Records for the exercise Block Start

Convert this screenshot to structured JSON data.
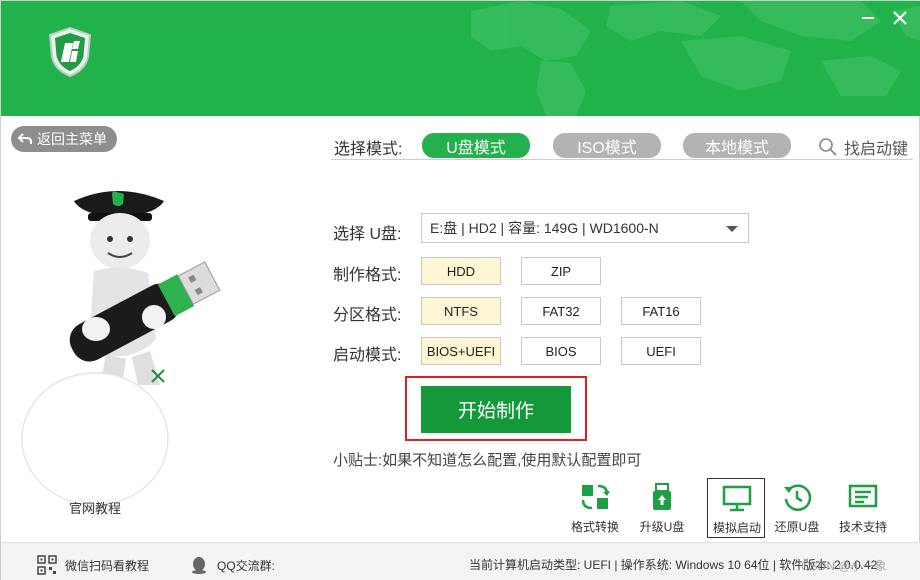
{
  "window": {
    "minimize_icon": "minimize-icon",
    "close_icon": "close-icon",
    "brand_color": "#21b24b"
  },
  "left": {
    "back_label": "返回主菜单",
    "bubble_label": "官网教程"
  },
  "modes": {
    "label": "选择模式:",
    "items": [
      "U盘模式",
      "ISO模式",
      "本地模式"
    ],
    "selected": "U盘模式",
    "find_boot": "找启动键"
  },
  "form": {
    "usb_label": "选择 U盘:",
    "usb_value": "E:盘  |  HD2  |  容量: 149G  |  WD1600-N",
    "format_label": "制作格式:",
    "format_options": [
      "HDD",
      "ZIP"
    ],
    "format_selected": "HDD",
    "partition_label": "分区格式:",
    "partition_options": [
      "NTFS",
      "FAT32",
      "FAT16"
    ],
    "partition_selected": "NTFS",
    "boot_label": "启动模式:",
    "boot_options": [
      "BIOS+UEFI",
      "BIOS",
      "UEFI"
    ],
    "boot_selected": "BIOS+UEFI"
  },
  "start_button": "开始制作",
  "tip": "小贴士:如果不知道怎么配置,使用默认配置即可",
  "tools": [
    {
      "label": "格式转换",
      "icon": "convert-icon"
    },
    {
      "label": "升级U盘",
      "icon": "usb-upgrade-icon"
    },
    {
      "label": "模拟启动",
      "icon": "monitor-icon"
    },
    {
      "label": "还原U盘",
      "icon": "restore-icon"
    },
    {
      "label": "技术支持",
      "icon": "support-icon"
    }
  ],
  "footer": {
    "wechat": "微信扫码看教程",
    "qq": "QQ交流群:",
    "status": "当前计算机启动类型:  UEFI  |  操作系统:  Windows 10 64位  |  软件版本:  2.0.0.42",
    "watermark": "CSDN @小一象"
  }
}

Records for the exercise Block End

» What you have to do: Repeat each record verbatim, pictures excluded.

» Your solution:
Convert this screenshot to structured JSON data.
{
  "window": {
    "minimize_icon": "minimize-icon",
    "close_icon": "close-icon",
    "brand_color": "#21b24b"
  },
  "left": {
    "back_label": "返回主菜单",
    "bubble_label": "官网教程"
  },
  "modes": {
    "label": "选择模式:",
    "items": [
      "U盘模式",
      "ISO模式",
      "本地模式"
    ],
    "selected": "U盘模式",
    "find_boot": "找启动键"
  },
  "form": {
    "usb_label": "选择 U盘:",
    "usb_value": "E:盘  |  HD2  |  容量: 149G  |  WD1600-N",
    "format_label": "制作格式:",
    "format_options": [
      "HDD",
      "ZIP"
    ],
    "format_selected": "HDD",
    "partition_label": "分区格式:",
    "partition_options": [
      "NTFS",
      "FAT32",
      "FAT16"
    ],
    "partition_selected": "NTFS",
    "boot_label": "启动模式:",
    "boot_options": [
      "BIOS+UEFI",
      "BIOS",
      "UEFI"
    ],
    "boot_selected": "BIOS+UEFI"
  },
  "start_button": "开始制作",
  "tip": "小贴士:如果不知道怎么配置,使用默认配置即可",
  "tools": [
    {
      "label": "格式转换",
      "icon": "convert-icon"
    },
    {
      "label": "升级U盘",
      "icon": "usb-upgrade-icon"
    },
    {
      "label": "模拟启动",
      "icon": "monitor-icon"
    },
    {
      "label": "还原U盘",
      "icon": "restore-icon"
    },
    {
      "label": "技术支持",
      "icon": "support-icon"
    }
  ],
  "footer": {
    "wechat": "微信扫码看教程",
    "qq": "QQ交流群:",
    "status": "当前计算机启动类型:  UEFI  |  操作系统:  Windows 10 64位  |  软件版本:  2.0.0.42",
    "watermark": "CSDN @小一象"
  }
}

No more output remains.